Read more “Comfort hacks for flights that cramp your style”
One piece of conventional wisdom has gone unchallenged during our ongoing debate about class, privilege and human dignity in air travel: that the elites sitting in the big seats are subsidizing everyone else’s low fares.
Maybe it’s time to challenge that conventional wisdom.
Read more “Maybe first class passengers aren’t so special after all”
It’s not your imagination: Economy class seats on airplanes are shrinking.
Read more “Is it time to take a stand against shrinking airline seats?”
The busiest summer for air travel is almost over.
But for many passengers, this flying season was the lyin’ season. Week after week, readers crammed my inbox with accusations that a flight attendant or customer service agent misrepresented the truth when they traveled.
Read more “The truth about airline lies (can you handle it?)”
It turns out that all the negative things that happened to air travelers in 2010 – invasive body scans, multiplying fees, erupting volcanoes – were offset by at least one positive change: an increasingly passenger-friendly Transportation Department.
The federal government introduced new rules to help air travelers and enforced the regulations already on the books with a fervor unlike any administration in recent memory.
“Transportation Secretary Ray LaHood is leading the first consumer-centered DOT in the history of commercial aviation,” says Kevin Mitchell, chairman of the Business Travel Coalition, which represents corporate travel interests. “And he’s doing so in a very thoughtful and sophisticated manner.”
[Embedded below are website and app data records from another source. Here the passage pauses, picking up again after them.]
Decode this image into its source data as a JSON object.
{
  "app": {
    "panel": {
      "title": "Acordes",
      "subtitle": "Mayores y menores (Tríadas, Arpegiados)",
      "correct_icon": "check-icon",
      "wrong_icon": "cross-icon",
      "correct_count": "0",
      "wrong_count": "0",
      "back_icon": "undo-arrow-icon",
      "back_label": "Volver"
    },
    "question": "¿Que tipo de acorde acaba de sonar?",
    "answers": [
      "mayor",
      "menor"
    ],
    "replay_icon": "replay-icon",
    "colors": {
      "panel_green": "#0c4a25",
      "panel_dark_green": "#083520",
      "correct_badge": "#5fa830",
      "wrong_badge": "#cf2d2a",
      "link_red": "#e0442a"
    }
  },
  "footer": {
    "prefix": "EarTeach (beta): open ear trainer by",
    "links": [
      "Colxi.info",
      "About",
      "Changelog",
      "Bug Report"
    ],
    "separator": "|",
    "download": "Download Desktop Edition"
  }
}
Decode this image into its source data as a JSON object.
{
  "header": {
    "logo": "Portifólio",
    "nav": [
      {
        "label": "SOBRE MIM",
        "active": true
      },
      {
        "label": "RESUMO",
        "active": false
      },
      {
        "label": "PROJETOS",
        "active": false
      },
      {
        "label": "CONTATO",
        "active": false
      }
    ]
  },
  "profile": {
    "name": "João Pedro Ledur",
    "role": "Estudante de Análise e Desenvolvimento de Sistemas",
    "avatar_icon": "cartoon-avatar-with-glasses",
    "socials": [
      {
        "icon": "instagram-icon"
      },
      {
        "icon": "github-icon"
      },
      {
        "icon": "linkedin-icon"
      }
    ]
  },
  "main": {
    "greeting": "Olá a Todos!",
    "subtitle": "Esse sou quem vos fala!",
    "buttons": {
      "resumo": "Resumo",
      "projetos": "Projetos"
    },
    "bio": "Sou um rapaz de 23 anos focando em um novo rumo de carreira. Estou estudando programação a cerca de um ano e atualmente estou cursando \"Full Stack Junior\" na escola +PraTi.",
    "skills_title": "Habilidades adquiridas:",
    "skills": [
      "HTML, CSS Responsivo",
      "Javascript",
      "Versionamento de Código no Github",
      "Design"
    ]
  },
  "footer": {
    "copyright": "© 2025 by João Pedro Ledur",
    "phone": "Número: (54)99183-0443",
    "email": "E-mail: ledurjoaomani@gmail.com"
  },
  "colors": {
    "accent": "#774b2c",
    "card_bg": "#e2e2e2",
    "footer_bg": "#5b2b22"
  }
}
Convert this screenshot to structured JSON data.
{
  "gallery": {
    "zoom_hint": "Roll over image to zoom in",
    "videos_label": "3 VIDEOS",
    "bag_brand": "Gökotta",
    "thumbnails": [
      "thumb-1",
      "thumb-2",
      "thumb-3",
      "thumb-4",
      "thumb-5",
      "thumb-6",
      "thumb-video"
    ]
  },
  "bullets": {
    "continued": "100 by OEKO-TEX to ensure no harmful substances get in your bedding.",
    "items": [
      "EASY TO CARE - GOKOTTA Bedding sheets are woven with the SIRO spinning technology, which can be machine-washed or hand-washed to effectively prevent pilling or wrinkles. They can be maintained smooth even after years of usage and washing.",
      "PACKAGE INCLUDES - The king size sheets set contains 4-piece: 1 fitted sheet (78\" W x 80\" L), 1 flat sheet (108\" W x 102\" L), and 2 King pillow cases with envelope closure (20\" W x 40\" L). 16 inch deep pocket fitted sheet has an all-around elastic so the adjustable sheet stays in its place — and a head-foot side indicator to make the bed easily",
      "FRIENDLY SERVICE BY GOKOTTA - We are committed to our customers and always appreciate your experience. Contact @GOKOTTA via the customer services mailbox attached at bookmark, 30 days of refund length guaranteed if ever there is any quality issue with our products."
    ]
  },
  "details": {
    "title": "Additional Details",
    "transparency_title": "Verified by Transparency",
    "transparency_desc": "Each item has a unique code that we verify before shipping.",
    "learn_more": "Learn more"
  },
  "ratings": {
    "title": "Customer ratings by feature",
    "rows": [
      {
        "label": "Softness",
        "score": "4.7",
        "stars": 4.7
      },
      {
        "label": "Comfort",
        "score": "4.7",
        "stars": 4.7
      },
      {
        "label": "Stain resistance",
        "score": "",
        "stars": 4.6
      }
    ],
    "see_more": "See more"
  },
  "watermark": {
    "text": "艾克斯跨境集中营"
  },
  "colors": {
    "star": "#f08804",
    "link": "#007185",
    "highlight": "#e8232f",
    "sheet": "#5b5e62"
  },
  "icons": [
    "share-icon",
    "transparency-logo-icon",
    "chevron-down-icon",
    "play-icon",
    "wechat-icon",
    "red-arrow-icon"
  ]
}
In the spring, the agency imposed a controversial rule that effectively limited tarmac delays to three hours. A series of proposed consumer protection initiatives that would, among other things, strengthen airlines’ customer service requirements, force carriers to display airfares and optional fees to allow better side-by-side price comparisons, and boost fines for overbooking were proposed over the summer and are expected to become finalized in early 2011. If approved, they could change the way Americans fly more than any government action since the airline industry was deregulated in 1978.
Read more “The DOT hears our SOS”
In part two of their interview with Transportation Secretary Ray LaHood, Christopher Elliott and Charlie Leocha explore the new tarmac-delay restrictions for airlines and pending rules for the disclosure of surcharges, such as baggage fees, that have spread through the airline industry. Here’s the first part.
The number of enforcement actions are up at the department’s Aviation Enforcement Office. Did you go down there and light a fire under them?
I think that people in the department understood when I came on board that safety was number one and we were going to look out for consumers. People knew I was a member of Congress and that I was co-sponsor of the Passenger Bill of Rights. Once we put out the tarmac rule, that sent a message out all over these two buildings and all over the FAA buildings who we care about.
Read more “Ray LaHood: “We’re in the era of full disclosure””